Problem statement —
Make an exact copy of all the entries below, with the pictures left out.

Data for this exercise —
■ ■ ■

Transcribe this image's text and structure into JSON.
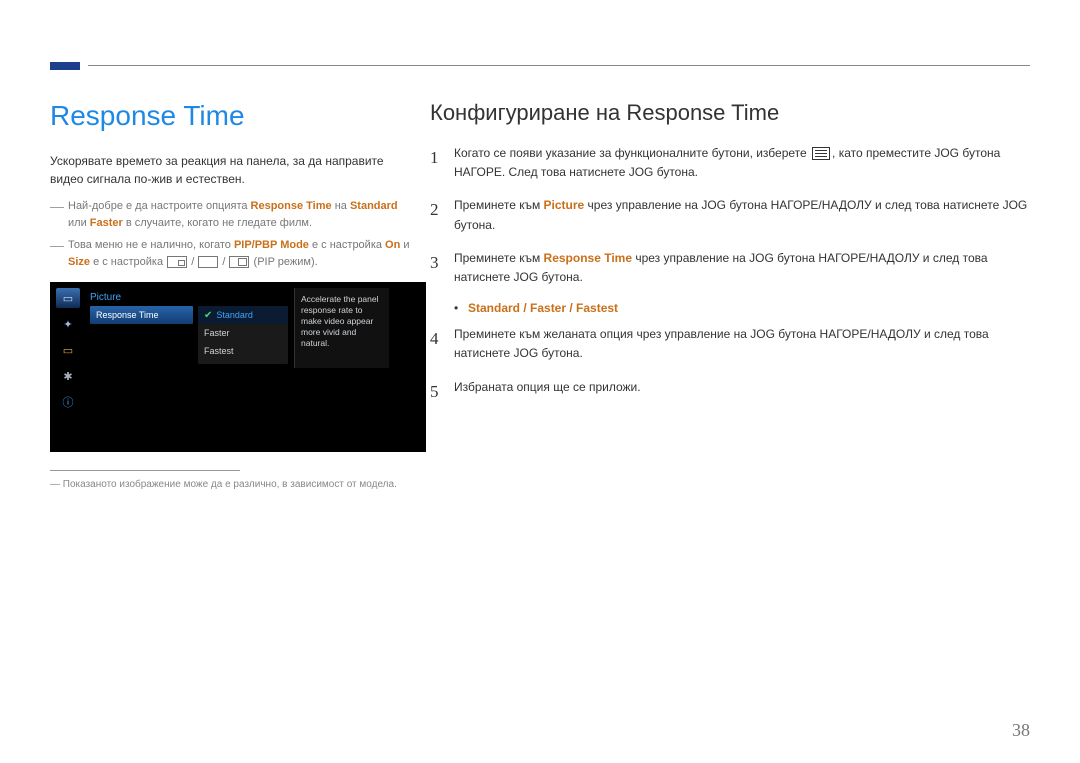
{
  "page_number": "38",
  "left": {
    "title": "Response Time",
    "intro": "Ускорявате времето за реакция на панела, за да направите видео сигнала по-жив и естествен.",
    "tip1_pre": "Най-добре е да настроите опцията ",
    "tip1_rt": "Response Time",
    "tip1_mid": " на ",
    "tip1_std": "Standard",
    "tip1_mid2": " или ",
    "tip1_faster": "Faster",
    "tip1_post": " в случаите, когато не гледате филм.",
    "tip2_pre": "Това меню не е налично, когато ",
    "tip2_pip": "PIP/PBP Mode",
    "tip2_mid": " е с настройка ",
    "tip2_on": "On",
    "tip2_mid2": " и ",
    "tip2_size": "Size",
    "tip2_mid3": " е с настройка ",
    "tip2_post": " (PIP режим).",
    "osd": {
      "title": "Picture",
      "menu_item": "Response Time",
      "opt1": "Standard",
      "opt2": "Faster",
      "opt3": "Fastest",
      "desc": "Accelerate the panel response rate to make video appear more vivid and natural."
    },
    "note": "Показаното изображение може да е различно, в зависимост от модела."
  },
  "right": {
    "title": "Конфигуриране на Response Time",
    "step1_a": "Когато се появи указание за функционалните бутони, изберете ",
    "step1_b": ", като преместите JOG бутона НАГОРЕ. След това натиснете JOG бутона.",
    "step2_a": "Преминете към ",
    "step2_pic": "Picture",
    "step2_b": " чрез управление на JOG бутона НАГОРЕ/НАДОЛУ и след това натиснете JOG бутона.",
    "step3_a": "Преминете към ",
    "step3_rt": "Response Time",
    "step3_b": " чрез управление на JOG бутона НАГОРЕ/НАДОЛУ и след това натиснете JOG бутона.",
    "bullet": "Standard / Faster / Fastest",
    "step4": "Преминете към желаната опция чрез управление на JOG бутона НАГОРЕ/НАДОЛУ и след това натиснете JOG бутона.",
    "step5": "Избраната опция ще се приложи."
  }
}
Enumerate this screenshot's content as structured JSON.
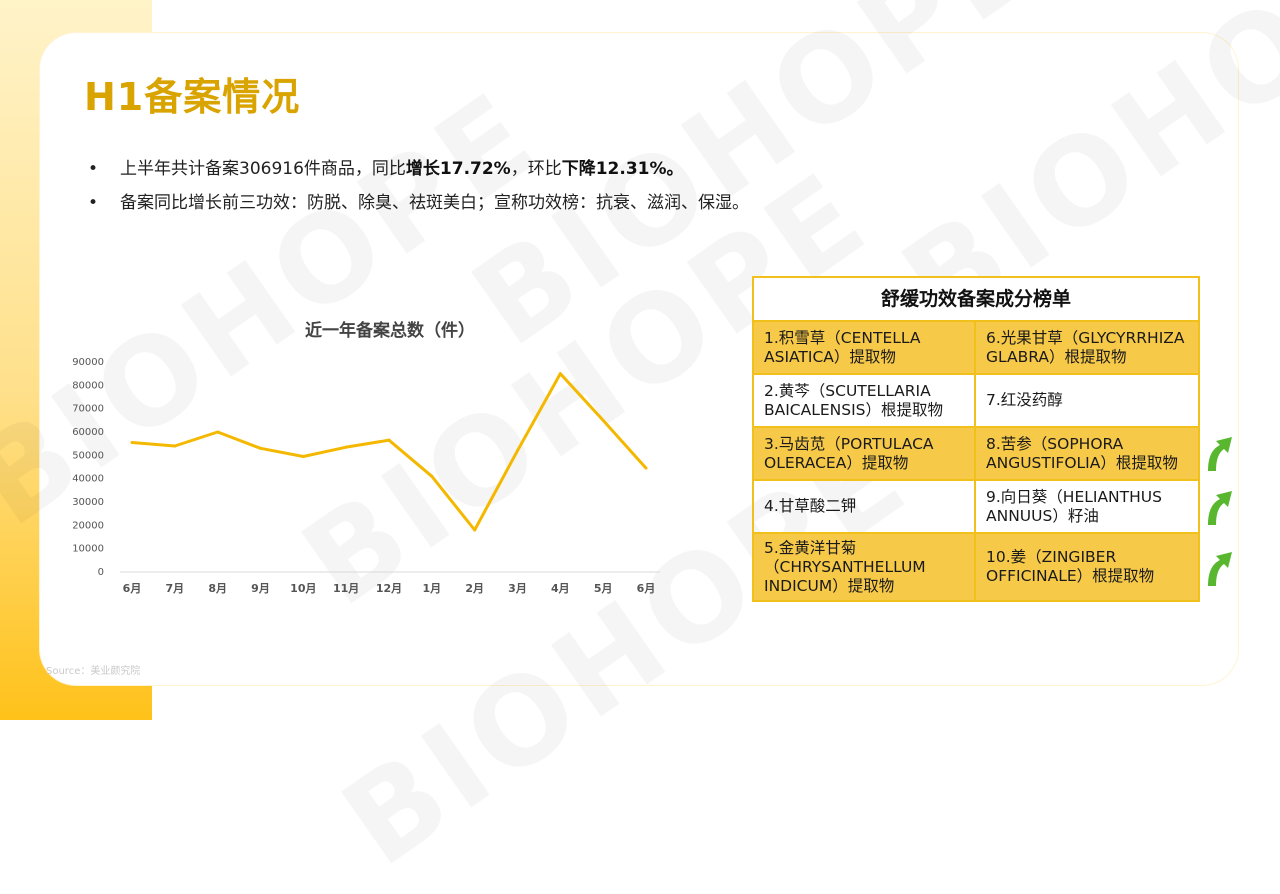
{
  "page": {
    "title": "H1备案情况",
    "source": "Source：美业颜究院",
    "watermark": "BIOHOPE"
  },
  "bullets": [
    {
      "parts": [
        {
          "text": "上半年共计备案306916件商品，同比",
          "bold": false
        },
        {
          "text": "增长17.72%",
          "bold": true
        },
        {
          "text": "，环比",
          "bold": false
        },
        {
          "text": "下降12.31%。",
          "bold": true
        }
      ]
    },
    {
      "parts": [
        {
          "text": "备案同比增长前三功效：防脱、除臭、祛斑美白；宣称功效榜：抗衰、滋润、保湿。",
          "bold": false
        }
      ]
    }
  ],
  "chart_data": {
    "type": "line",
    "title": "近一年备案总数（件）",
    "xlabel": "",
    "ylabel": "",
    "categories": [
      "6月",
      "7月",
      "8月",
      "9月",
      "10月",
      "11月",
      "12月",
      "1月",
      "2月",
      "3月",
      "4月",
      "5月",
      "6月"
    ],
    "series": [
      {
        "values": [
          55500,
          54000,
          60000,
          53000,
          49500,
          53500,
          56500,
          41000,
          18000,
          52000,
          85000,
          65000,
          44500
        ]
      }
    ],
    "ylim": [
      0,
      90000
    ],
    "yticks": [
      0,
      10000,
      20000,
      30000,
      40000,
      50000,
      60000,
      70000,
      80000,
      90000
    ],
    "line_color": "#f5b800",
    "grid": false
  },
  "table": {
    "title": "舒缓功效备案成分榜单",
    "rows": [
      {
        "left": "1.积雪草（CENTELLA ASIATICA）提取物",
        "right": "6.光果甘草（GLYCYRRHIZA GLABRA）根提取物",
        "trend": null
      },
      {
        "left": "2.黄芩（SCUTELLARIA BAICALENSIS）根提取物",
        "right": "7.红没药醇",
        "trend": null
      },
      {
        "left": "3.马齿苋（PORTULACA OLERACEA）提取物",
        "right": "8.苦参（SOPHORA ANGUSTIFOLIA）根提取物",
        "trend": "up"
      },
      {
        "left": "4.甘草酸二钾",
        "right": "9.向日葵（HELIANTHUS ANNUUS）籽油",
        "trend": "up"
      },
      {
        "left": "5.金黄洋甘菊（CHRYSANTHELLUM INDICUM）提取物",
        "right": "10.姜（ZINGIBER OFFICINALE）根提取物",
        "trend": "up"
      }
    ]
  },
  "colors": {
    "accent": "#d9a300",
    "table_border": "#f2c01b",
    "table_alt_row": "#f7c948",
    "arrow": "#58b72e"
  },
  "icons": {
    "trend_up": "green-up-arrow-icon"
  }
}
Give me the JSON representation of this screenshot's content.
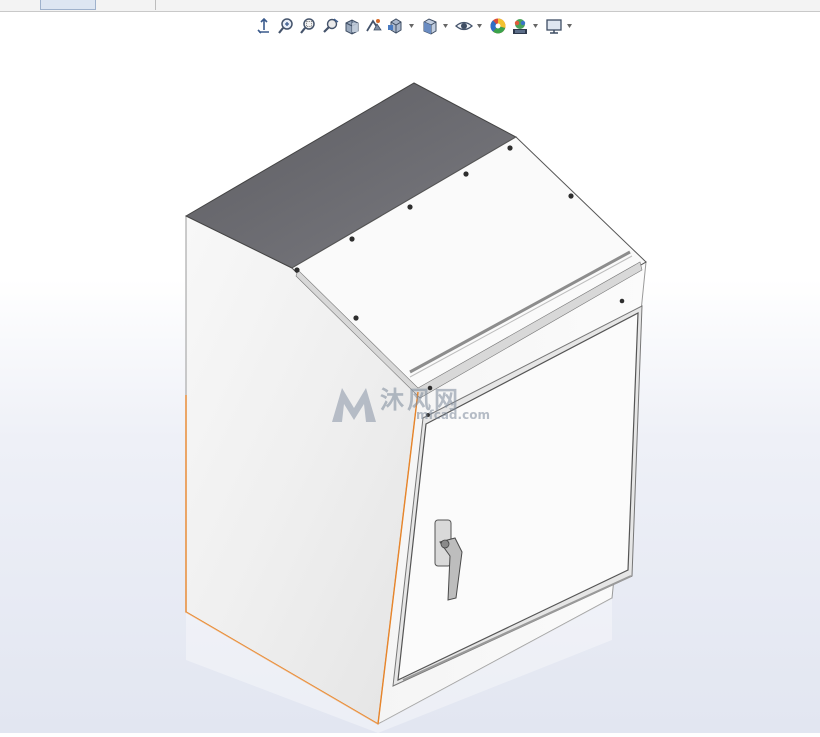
{
  "toolbar": {
    "items": [
      {
        "icon": "view-orientation-icon"
      },
      {
        "icon": "zoom-to-fit-icon"
      },
      {
        "icon": "zoom-to-area-icon"
      },
      {
        "icon": "previous-view-icon"
      },
      {
        "icon": "section-view-icon"
      },
      {
        "icon": "dynamic-annotation-icon"
      },
      {
        "icon": "view-orientation-cube-icon",
        "has_dropdown": true
      },
      {
        "icon": "display-style-icon",
        "has_dropdown": true
      },
      {
        "icon": "hide-show-items-icon",
        "has_dropdown": true
      },
      {
        "icon": "edit-appearance-icon"
      },
      {
        "icon": "apply-scene-icon",
        "has_dropdown": true
      },
      {
        "icon": "view-settings-icon",
        "has_dropdown": true
      }
    ]
  },
  "watermark": {
    "text": "沐风网",
    "url": "mfcad.com"
  },
  "colors": {
    "background_top": "#ffffff",
    "background_bottom": "#e2e6f1",
    "enclosure_body": "#f4f4f4",
    "enclosure_top_panel": "#6f6f73",
    "selection_edge": "#e8852a"
  }
}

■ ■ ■

Written response —
Transcribe this image's text and structure into JSON.
{
  "page_number": "38",
  "left": {
    "title": "Response Time",
    "intro": "Ускорявате времето за реакция на панела, за да направите видео сигнала по-жив и естествен.",
    "tip1_pre": "Най-добре е да настроите опцията ",
    "tip1_rt": "Response Time",
    "tip1_mid": " на ",
    "tip1_std": "Standard",
    "tip1_mid2": " или ",
    "tip1_faster": "Faster",
    "tip1_post": " в случаите, когато не гледате филм.",
    "tip2_pre": "Това меню не е налично, когато ",
    "tip2_pip": "PIP/PBP Mode",
    "tip2_mid": " е с настройка ",
    "tip2_on": "On",
    "tip2_mid2": " и ",
    "tip2_size": "Size",
    "tip2_mid3": " е с настройка ",
    "tip2_post": " (PIP режим).",
    "osd": {
      "title": "Picture",
      "menu_item": "Response Time",
      "opt1": "Standard",
      "opt2": "Faster",
      "opt3": "Fastest",
      "desc": "Accelerate the panel response rate to make video appear more vivid and natural."
    },
    "note": "Показаното изображение може да е различно, в зависимост от модела."
  },
  "right": {
    "title": "Конфигуриране на Response Time",
    "step1_a": "Когато се появи указание за функционалните бутони, изберете ",
    "step1_b": ", като преместите JOG бутона НАГОРЕ. След това натиснете JOG бутона.",
    "step2_a": "Преминете към ",
    "step2_pic": "Picture",
    "step2_b": " чрез управление на JOG бутона НАГОРЕ/НАДОЛУ и след това натиснете JOG бутона.",
    "step3_a": "Преминете към ",
    "step3_rt": "Response Time",
    "step3_b": " чрез управление на JOG бутона НАГОРЕ/НАДОЛУ и след това натиснете JOG бутона.",
    "bullet": "Standard / Faster / Fastest",
    "step4": "Преминете към желаната опция чрез управление на JOG бутона НАГОРЕ/НАДОЛУ и след това натиснете JOG бутона.",
    "step5": "Избраната опция ще се приложи."
  }
}
Enumerate this screenshot's content as structured JSON.
{
  "page": {
    "title": "H1备案情况",
    "source": "Source：美业颜究院",
    "watermark": "BIOHOPE"
  },
  "bullets": [
    {
      "parts": [
        {
          "text": "上半年共计备案306916件商品，同比",
          "bold": false
        },
        {
          "text": "增长17.72%",
          "bold": true
        },
        {
          "text": "，环比",
          "bold": false
        },
        {
          "text": "下降12.31%。",
          "bold": true
        }
      ]
    },
    {
      "parts": [
        {
          "text": "备案同比增长前三功效：防脱、除臭、祛斑美白；宣称功效榜：抗衰、滋润、保湿。",
          "bold": false
        }
      ]
    }
  ],
  "chart_data": {
    "type": "line",
    "title": "近一年备案总数（件）",
    "xlabel": "",
    "ylabel": "",
    "categories": [
      "6月",
      "7月",
      "8月",
      "9月",
      "10月",
      "11月",
      "12月",
      "1月",
      "2月",
      "3月",
      "4月",
      "5月",
      "6月"
    ],
    "series": [
      {
        "values": [
          55500,
          54000,
          60000,
          53000,
          49500,
          53500,
          56500,
          41000,
          18000,
          52000,
          85000,
          65000,
          44500
        ]
      }
    ],
    "ylim": [
      0,
      90000
    ],
    "yticks": [
      0,
      10000,
      20000,
      30000,
      40000,
      50000,
      60000,
      70000,
      80000,
      90000
    ],
    "line_color": "#f5b800",
    "grid": false
  },
  "table": {
    "title": "舒缓功效备案成分榜单",
    "rows": [
      {
        "left": "1.积雪草（CENTELLA ASIATICA）提取物",
        "right": "6.光果甘草（GLYCYRRHIZA GLABRA）根提取物",
        "trend": null
      },
      {
        "left": "2.黄芩（SCUTELLARIA BAICALENSIS）根提取物",
        "right": "7.红没药醇",
        "trend": null
      },
      {
        "left": "3.马齿苋（PORTULACA OLERACEA）提取物",
        "right": "8.苦参（SOPHORA ANGUSTIFOLIA）根提取物",
        "trend": "up"
      },
      {
        "left": "4.甘草酸二钾",
        "right": "9.向日葵（HELIANTHUS ANNUUS）籽油",
        "trend": "up"
      },
      {
        "left": "5.金黄洋甘菊（CHRYSANTHELLUM INDICUM）提取物",
        "right": "10.姜（ZINGIBER OFFICINALE）根提取物",
        "trend": "up"
      }
    ]
  },
  "colors": {
    "accent": "#d9a300",
    "table_border": "#f2c01b",
    "table_alt_row": "#f7c948",
    "arrow": "#58b72e"
  },
  "icons": {
    "trend_up": "green-up-arrow-icon"
  }
}
Give me the JSON representation of this screenshot's content.
{
  "toolbar": {
    "items": [
      {
        "icon": "view-orientation-icon"
      },
      {
        "icon": "zoom-to-fit-icon"
      },
      {
        "icon": "zoom-to-area-icon"
      },
      {
        "icon": "previous-view-icon"
      },
      {
        "icon": "section-view-icon"
      },
      {
        "icon": "dynamic-annotation-icon"
      },
      {
        "icon": "view-orientation-cube-icon",
        "has_dropdown": true
      },
      {
        "icon": "display-style-icon",
        "has_dropdown": true
      },
      {
        "icon": "hide-show-items-icon",
        "has_dropdown": true
      },
      {
        "icon": "edit-appearance-icon"
      },
      {
        "icon": "apply-scene-icon",
        "has_dropdown": true
      },
      {
        "icon": "view-settings-icon",
        "has_dropdown": true
      }
    ]
  },
  "watermark": {
    "text": "沐风网",
    "url": "mfcad.com"
  },
  "colors": {
    "background_top": "#ffffff",
    "background_bottom": "#e2e6f1",
    "enclosure_body": "#f4f4f4",
    "enclosure_top_panel": "#6f6f73",
    "selection_edge": "#e8852a"
  }
}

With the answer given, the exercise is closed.